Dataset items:
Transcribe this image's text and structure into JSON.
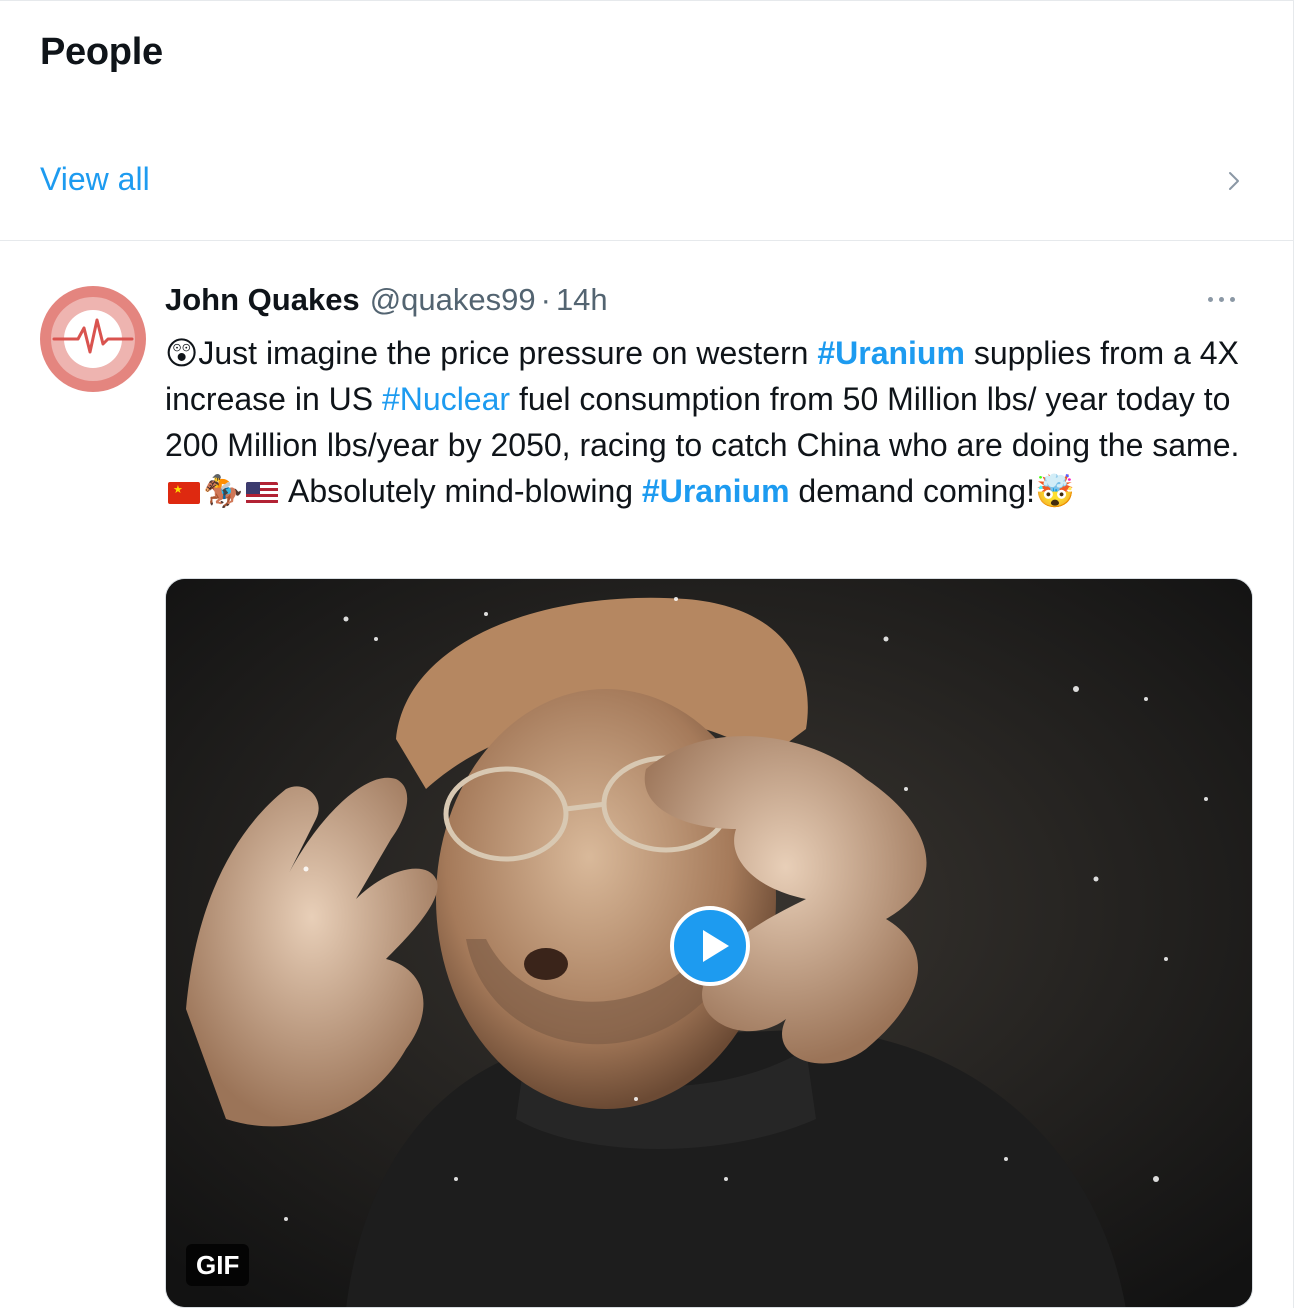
{
  "people": {
    "title": "People",
    "view_all": "View all"
  },
  "tweet": {
    "author_name": "John Quakes",
    "author_handle": "@quakes99",
    "separator": "·",
    "time": "14h",
    "text": {
      "emoji_start": "😲",
      "p1": "Just imagine the price pressure on western ",
      "tag1": "#Uranium",
      "p2": " supplies from a 4X increase in US ",
      "tag2": "#Nuclear",
      "p3": " fuel consumption from 50 Million lbs/ year today to 200 Million lbs/year by 2050, racing to catch China who are doing the same.",
      "emoji_horse": "🏇",
      "p4": " Absolutely mind-blowing ",
      "tag3": "#Uranium",
      "p5": " demand coming!",
      "emoji_end": "🤯"
    },
    "media": {
      "badge": "GIF",
      "type": "gif"
    }
  },
  "icons": {
    "chevron": "chevron-right-icon",
    "more": "more-horizontal-icon",
    "play": "play-icon",
    "avatar": "heartbeat-avatar"
  },
  "colors": {
    "link": "#1d9bf0",
    "text": "#0f1419",
    "muted": "#536471",
    "avatar": "#e4857f"
  }
}
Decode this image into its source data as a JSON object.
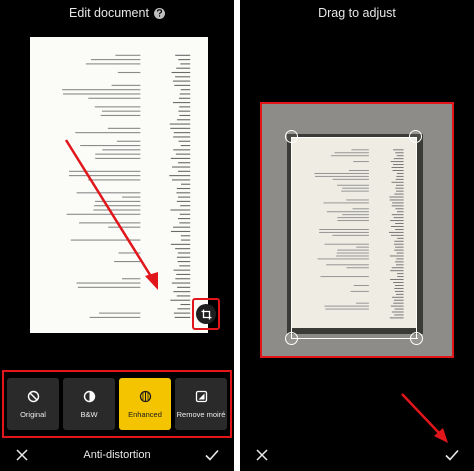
{
  "left_screen": {
    "title": "Edit document",
    "filters": [
      {
        "label": "Original",
        "icon": "no-filter-icon",
        "selected": false
      },
      {
        "label": "B&W",
        "icon": "contrast-icon",
        "selected": false
      },
      {
        "label": "Enhanced",
        "icon": "enhance-icon",
        "selected": true
      },
      {
        "label": "Remove moiré",
        "icon": "remove-moire-icon",
        "selected": false
      }
    ],
    "bottom_title": "Anti-distortion",
    "close_icon": "close-icon",
    "confirm_icon": "checkmark-icon",
    "crop_icon": "crop-icon"
  },
  "right_screen": {
    "title": "Drag to adjust",
    "close_icon": "close-icon",
    "confirm_icon": "checkmark-icon"
  },
  "colors": {
    "highlight_red": "#e0161b",
    "selected_yellow": "#f5c400",
    "panel_bg": "#000000",
    "tile_bg": "#2a2a2a"
  }
}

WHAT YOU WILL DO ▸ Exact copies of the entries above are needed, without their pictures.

SOLVED PROBLEM ▸
Transcribe this image's text and structure into JSON.
{
  "people": {
    "title": "People",
    "view_all": "View all"
  },
  "tweet": {
    "author_name": "John Quakes",
    "author_handle": "@quakes99",
    "separator": "·",
    "time": "14h",
    "text": {
      "emoji_start": "😲",
      "p1": "Just imagine the price pressure on western ",
      "tag1": "#Uranium",
      "p2": " supplies from a 4X increase in US ",
      "tag2": "#Nuclear",
      "p3": " fuel consumption from 50 Million lbs/ year today to 200 Million lbs/year by 2050, racing to catch China who are doing the same.",
      "emoji_horse": "🏇",
      "p4": " Absolutely mind-blowing ",
      "tag3": "#Uranium",
      "p5": " demand coming!",
      "emoji_end": "🤯"
    },
    "media": {
      "badge": "GIF",
      "type": "gif"
    }
  },
  "icons": {
    "chevron": "chevron-right-icon",
    "more": "more-horizontal-icon",
    "play": "play-icon",
    "avatar": "heartbeat-avatar"
  },
  "colors": {
    "link": "#1d9bf0",
    "text": "#0f1419",
    "muted": "#536471",
    "avatar": "#e4857f"
  }
}
Decode this image into its source data as a JSON object.
{
  "left_screen": {
    "title": "Edit document",
    "filters": [
      {
        "label": "Original",
        "icon": "no-filter-icon",
        "selected": false
      },
      {
        "label": "B&W",
        "icon": "contrast-icon",
        "selected": false
      },
      {
        "label": "Enhanced",
        "icon": "enhance-icon",
        "selected": true
      },
      {
        "label": "Remove moiré",
        "icon": "remove-moire-icon",
        "selected": false
      }
    ],
    "bottom_title": "Anti-distortion",
    "close_icon": "close-icon",
    "confirm_icon": "checkmark-icon",
    "crop_icon": "crop-icon"
  },
  "right_screen": {
    "title": "Drag to adjust",
    "close_icon": "close-icon",
    "confirm_icon": "checkmark-icon"
  },
  "colors": {
    "highlight_red": "#e0161b",
    "selected_yellow": "#f5c400",
    "panel_bg": "#000000",
    "tile_bg": "#2a2a2a"
  }
}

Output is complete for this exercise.